(nĕptō'nēӘm), radioactive chemical element; symbol Np; at. no. 93; mass number of most stable isotope 237; m.p. about 640 degrees Celsius; b.p. 3,902 degrees Celsius (estimated); sp. gr. 20.25 at 20 degrees Celsius; valence +3, +4, +5, or +6. Neptunium is a ductile, silvery radioactive metal. It is a member of the actinide series in Group 3 of the periodic table.
Neptunium has three distinct forms (see allotropy); the orthorhombic crystalline structure occurs at room temperature. There are 20 known isotopes of neptunium. Neptunium-237, the most stable, has a half-life of 2.14 million years and is used in neutron-detection equipment. Neptunium forms numerous chemical compounds, and is found in very small quantities in nature in association with uranium ores.
The element was discovered in 1940 by Edwin M. McMillan and Philip H. Abelson, who produced neptunium-239 (half-life 2.3 days) by bombarding uranium with neutrons from a cyclotron at the Univ. of California at Berkeley. Neptunium, the first transuranium element, was named for the planet Neptune, which is beyond Uranus in the solar system.

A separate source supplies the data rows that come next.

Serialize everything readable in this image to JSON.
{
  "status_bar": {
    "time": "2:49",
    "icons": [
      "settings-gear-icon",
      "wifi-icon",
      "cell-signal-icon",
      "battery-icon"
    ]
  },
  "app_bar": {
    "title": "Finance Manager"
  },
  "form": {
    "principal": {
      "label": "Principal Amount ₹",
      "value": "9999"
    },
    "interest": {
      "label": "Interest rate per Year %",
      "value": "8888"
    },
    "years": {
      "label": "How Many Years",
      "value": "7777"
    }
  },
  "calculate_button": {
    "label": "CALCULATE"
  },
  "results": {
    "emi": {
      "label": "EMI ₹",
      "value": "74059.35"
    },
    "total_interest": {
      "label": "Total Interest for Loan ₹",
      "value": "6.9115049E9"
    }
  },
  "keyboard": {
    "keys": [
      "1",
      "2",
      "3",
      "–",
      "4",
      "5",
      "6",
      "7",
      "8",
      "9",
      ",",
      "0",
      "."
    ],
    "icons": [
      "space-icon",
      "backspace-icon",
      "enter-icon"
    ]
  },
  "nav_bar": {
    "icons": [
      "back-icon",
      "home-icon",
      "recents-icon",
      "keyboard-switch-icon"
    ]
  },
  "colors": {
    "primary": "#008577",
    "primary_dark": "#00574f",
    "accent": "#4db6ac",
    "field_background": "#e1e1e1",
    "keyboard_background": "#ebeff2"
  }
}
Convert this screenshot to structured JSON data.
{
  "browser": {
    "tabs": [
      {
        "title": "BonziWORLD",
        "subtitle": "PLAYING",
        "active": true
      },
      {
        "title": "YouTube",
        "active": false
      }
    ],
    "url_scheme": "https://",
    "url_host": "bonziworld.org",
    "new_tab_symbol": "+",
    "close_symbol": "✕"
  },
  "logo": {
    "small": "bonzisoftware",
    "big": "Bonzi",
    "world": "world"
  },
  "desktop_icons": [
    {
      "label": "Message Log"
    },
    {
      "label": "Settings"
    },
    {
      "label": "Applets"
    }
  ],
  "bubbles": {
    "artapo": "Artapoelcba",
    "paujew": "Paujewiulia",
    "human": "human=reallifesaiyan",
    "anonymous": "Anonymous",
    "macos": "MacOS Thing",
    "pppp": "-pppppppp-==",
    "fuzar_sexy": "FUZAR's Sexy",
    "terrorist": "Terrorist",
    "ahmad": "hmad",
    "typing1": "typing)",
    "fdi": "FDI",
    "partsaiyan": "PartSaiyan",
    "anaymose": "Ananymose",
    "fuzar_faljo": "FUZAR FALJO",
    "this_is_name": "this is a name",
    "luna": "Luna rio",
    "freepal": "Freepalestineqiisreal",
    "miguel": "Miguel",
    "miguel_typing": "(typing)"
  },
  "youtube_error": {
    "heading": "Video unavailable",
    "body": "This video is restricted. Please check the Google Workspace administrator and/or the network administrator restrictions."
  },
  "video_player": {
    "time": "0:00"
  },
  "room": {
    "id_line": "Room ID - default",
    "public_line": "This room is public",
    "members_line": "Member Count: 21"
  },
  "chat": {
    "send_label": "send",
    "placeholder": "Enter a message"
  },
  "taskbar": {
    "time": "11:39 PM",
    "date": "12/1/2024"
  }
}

An artificial radioactive element ( atomic number = 93; relative atomic mass = 237; melting point = 640°C; boiling point =...
Silvery, radioactive metallic element of the actinide series, atomic number 93, relative atomic mass 237.048. It occurs in nature in minute amounts i
(kăl'ĭfôr´´nēӘm) [from California], artificially produced, radioactive metallic chemical element; symbol Cf; at. no. 98; mass no. of most stable iso